Instructions to follow: The entries that follow must be written out exactly, without any of the pictures they contain.

Information supplied:
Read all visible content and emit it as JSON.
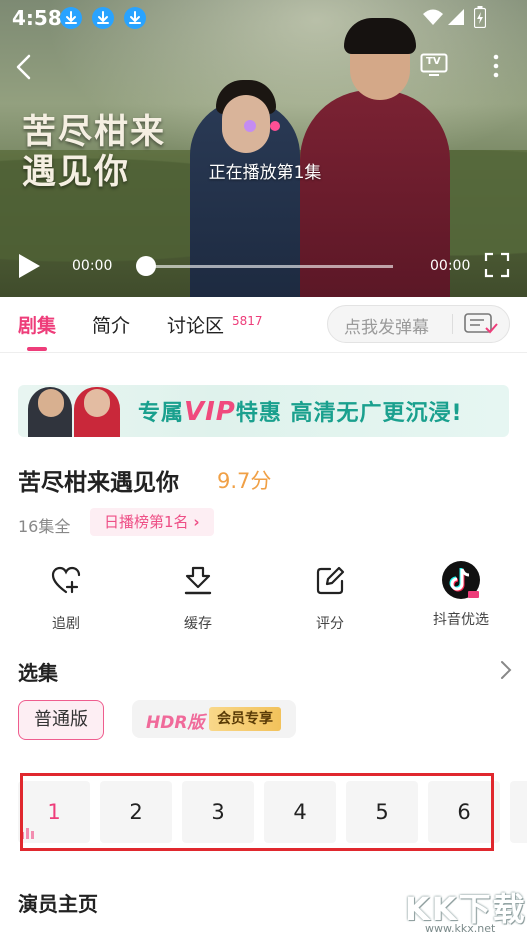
{
  "status_bar": {
    "time": "4:58",
    "icons": [
      "download-icon",
      "download-icon",
      "download-icon",
      "wifi-icon",
      "signal-icon",
      "battery-charging-icon"
    ]
  },
  "player": {
    "title_art": "苦尽柑来\n遇见你",
    "tv_label": "TV",
    "playing_text": "正在播放第1集",
    "current_time": "00:00",
    "total_time": "00:00",
    "progress": 0
  },
  "tabs": [
    {
      "label": "剧集",
      "active": true
    },
    {
      "label": "简介",
      "active": false
    },
    {
      "label": "讨论区",
      "active": false,
      "count": "5817"
    }
  ],
  "danmu": {
    "placeholder": "点我发弹幕"
  },
  "banner": {
    "prefix": "专属",
    "vip": "VIP",
    "text": "特惠 高清无广更沉浸!"
  },
  "drama": {
    "title": "苦尽柑来遇见你",
    "score": "9.7分",
    "episode_count": "16集全",
    "rank": "日播榜第1名"
  },
  "actions": [
    {
      "label": "追剧",
      "icon": "heart-plus-icon"
    },
    {
      "label": "缓存",
      "icon": "download-tray-icon"
    },
    {
      "label": "评分",
      "icon": "edit-icon"
    },
    {
      "label": "抖音优选",
      "icon": "douyin-icon"
    }
  ],
  "episodes_section": {
    "title": "选集",
    "versions": {
      "normal": "普通版",
      "hdr": "HDR版",
      "hdr_badge": "会员专享"
    },
    "episodes": [
      "1",
      "2",
      "3",
      "4",
      "5",
      "6"
    ],
    "active_episode": "1"
  },
  "cast_section": {
    "title": "演员主页"
  },
  "watermark": {
    "main": "KK下载",
    "url": "www.kkx.net"
  },
  "colors": {
    "accent": "#ee3d7a",
    "score": "#f0a046",
    "banner_text": "#1aa08e",
    "highlight_box": "#e0282e"
  }
}
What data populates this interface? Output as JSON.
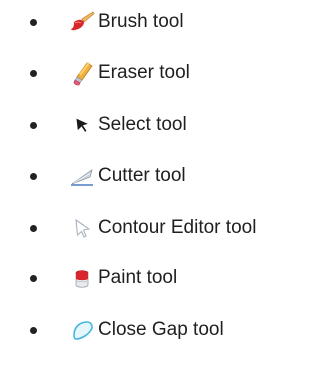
{
  "tools": [
    {
      "label": "Brush tool",
      "icon": "brush-icon",
      "accent": "#d8262b"
    },
    {
      "label": "Eraser tool",
      "icon": "eraser-icon",
      "accent": "#e8a33a"
    },
    {
      "label": "Select tool",
      "icon": "select-arrow-icon",
      "accent": "#1a1a1a"
    },
    {
      "label": "Cutter tool",
      "icon": "cutter-icon",
      "accent": "#8aa0c8"
    },
    {
      "label": "Contour Editor tool",
      "icon": "contour-editor-icon",
      "accent": "#b9c4cf"
    },
    {
      "label": "Paint tool",
      "icon": "paint-bucket-icon",
      "accent": "#d8262b"
    },
    {
      "label": "Close Gap tool",
      "icon": "close-gap-icon",
      "accent": "#45b5e0"
    }
  ]
}
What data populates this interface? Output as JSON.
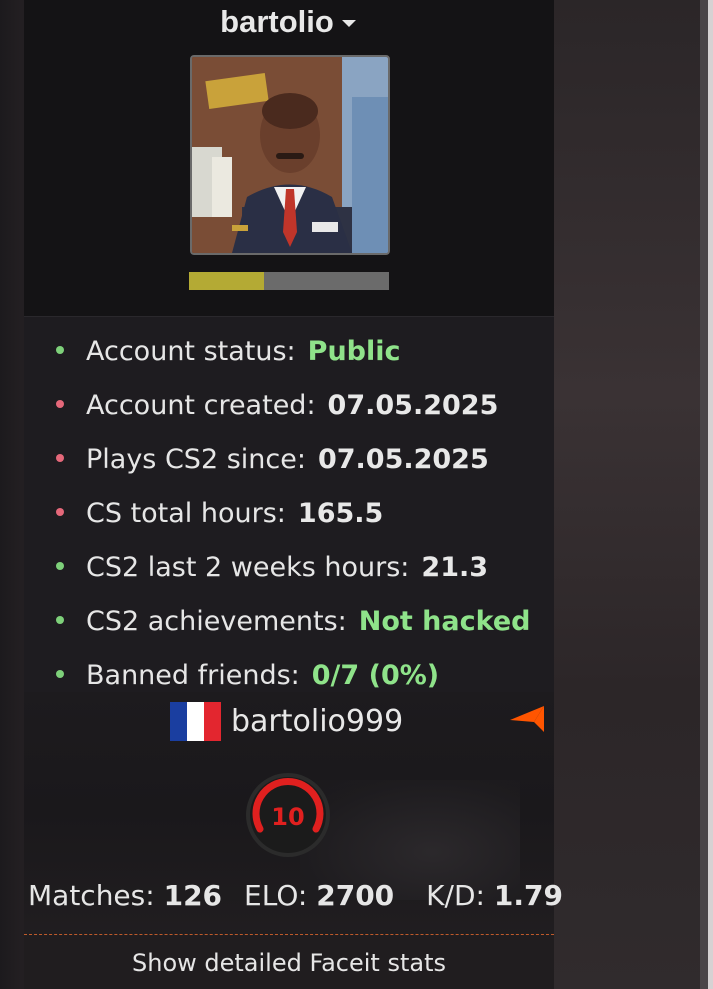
{
  "profile": {
    "username": "bartolio",
    "xp_progress_fraction": 0.375
  },
  "stats": [
    {
      "label": "Account status:",
      "value": "Public",
      "dot_color": "#7ed07a",
      "value_color": "green"
    },
    {
      "label": "Account created:",
      "value": "07.05.2025",
      "dot_color": "#e5687a",
      "value_color": "white"
    },
    {
      "label": "Plays CS2 since:",
      "value": "07.05.2025",
      "dot_color": "#e5687a",
      "value_color": "white"
    },
    {
      "label": "CS total hours:",
      "value": "165.5",
      "dot_color": "#e5687a",
      "value_color": "white"
    },
    {
      "label": "CS2 last 2 weeks hours:",
      "value": "21.3",
      "dot_color": "#7ed07a",
      "value_color": "white"
    },
    {
      "label": "CS2 achievements:",
      "value": "Not hacked",
      "dot_color": "#7ed07a",
      "value_color": "green"
    },
    {
      "label": "Banned friends:",
      "value": "0/7 (0%)",
      "dot_color": "#7ed07a",
      "value_color": "green"
    }
  ],
  "faceit": {
    "nickname": "bartolio999",
    "country_flag": "flag-france-icon",
    "level": "10",
    "matches_label": "Matches:",
    "matches": "126",
    "elo_label": "ELO:",
    "elo": "2700",
    "kd_label": "K/D:",
    "kd": "1.79",
    "detail_button": "Show detailed Faceit stats"
  },
  "colors": {
    "accent_green": "#8fe38a",
    "dot_red": "#e5687a",
    "progress_fill": "#b4aa34",
    "faceit_orange": "#ff5500"
  }
}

Answer box:
Read all visible content and emit it as JSON.
{
  "status_bar": {
    "time": "4:58",
    "icons": [
      "download-icon",
      "download-icon",
      "download-icon",
      "wifi-icon",
      "signal-icon",
      "battery-charging-icon"
    ]
  },
  "player": {
    "title_art": "苦尽柑来\n遇见你",
    "tv_label": "TV",
    "playing_text": "正在播放第1集",
    "current_time": "00:00",
    "total_time": "00:00",
    "progress": 0
  },
  "tabs": [
    {
      "label": "剧集",
      "active": true
    },
    {
      "label": "简介",
      "active": false
    },
    {
      "label": "讨论区",
      "active": false,
      "count": "5817"
    }
  ],
  "danmu": {
    "placeholder": "点我发弹幕"
  },
  "banner": {
    "prefix": "专属",
    "vip": "VIP",
    "text": "特惠 高清无广更沉浸!"
  },
  "drama": {
    "title": "苦尽柑来遇见你",
    "score": "9.7分",
    "episode_count": "16集全",
    "rank": "日播榜第1名"
  },
  "actions": [
    {
      "label": "追剧",
      "icon": "heart-plus-icon"
    },
    {
      "label": "缓存",
      "icon": "download-tray-icon"
    },
    {
      "label": "评分",
      "icon": "edit-icon"
    },
    {
      "label": "抖音优选",
      "icon": "douyin-icon"
    }
  ],
  "episodes_section": {
    "title": "选集",
    "versions": {
      "normal": "普通版",
      "hdr": "HDR版",
      "hdr_badge": "会员专享"
    },
    "episodes": [
      "1",
      "2",
      "3",
      "4",
      "5",
      "6"
    ],
    "active_episode": "1"
  },
  "cast_section": {
    "title": "演员主页"
  },
  "watermark": {
    "main": "KK下载",
    "url": "www.kkx.net"
  },
  "colors": {
    "accent": "#ee3d7a",
    "score": "#f0a046",
    "banner_text": "#1aa08e",
    "highlight_box": "#e0282e"
  }
}
What data populates this interface? Output as JSON.
{
  "tools": [
    {
      "label": "Brush tool",
      "icon": "brush-icon",
      "accent": "#d8262b"
    },
    {
      "label": "Eraser tool",
      "icon": "eraser-icon",
      "accent": "#e8a33a"
    },
    {
      "label": "Select tool",
      "icon": "select-arrow-icon",
      "accent": "#1a1a1a"
    },
    {
      "label": "Cutter tool",
      "icon": "cutter-icon",
      "accent": "#8aa0c8"
    },
    {
      "label": "Contour Editor tool",
      "icon": "contour-editor-icon",
      "accent": "#b9c4cf"
    },
    {
      "label": "Paint tool",
      "icon": "paint-bucket-icon",
      "accent": "#d8262b"
    },
    {
      "label": "Close Gap tool",
      "icon": "close-gap-icon",
      "accent": "#45b5e0"
    }
  ]
}
What data populates this interface? Output as JSON.
{
  "profile": {
    "username": "bartolio",
    "xp_progress_fraction": 0.375
  },
  "stats": [
    {
      "label": "Account status:",
      "value": "Public",
      "dot_color": "#7ed07a",
      "value_color": "green"
    },
    {
      "label": "Account created:",
      "value": "07.05.2025",
      "dot_color": "#e5687a",
      "value_color": "white"
    },
    {
      "label": "Plays CS2 since:",
      "value": "07.05.2025",
      "dot_color": "#e5687a",
      "value_color": "white"
    },
    {
      "label": "CS total hours:",
      "value": "165.5",
      "dot_color": "#e5687a",
      "value_color": "white"
    },
    {
      "label": "CS2 last 2 weeks hours:",
      "value": "21.3",
      "dot_color": "#7ed07a",
      "value_color": "white"
    },
    {
      "label": "CS2 achievements:",
      "value": "Not hacked",
      "dot_color": "#7ed07a",
      "value_color": "green"
    },
    {
      "label": "Banned friends:",
      "value": "0/7 (0%)",
      "dot_color": "#7ed07a",
      "value_color": "green"
    }
  ],
  "faceit": {
    "nickname": "bartolio999",
    "country_flag": "flag-france-icon",
    "level": "10",
    "matches_label": "Matches:",
    "matches": "126",
    "elo_label": "ELO:",
    "elo": "2700",
    "kd_label": "K/D:",
    "kd": "1.79",
    "detail_button": "Show detailed Faceit stats"
  },
  "colors": {
    "accent_green": "#8fe38a",
    "dot_red": "#e5687a",
    "progress_fill": "#b4aa34",
    "faceit_orange": "#ff5500"
  }
}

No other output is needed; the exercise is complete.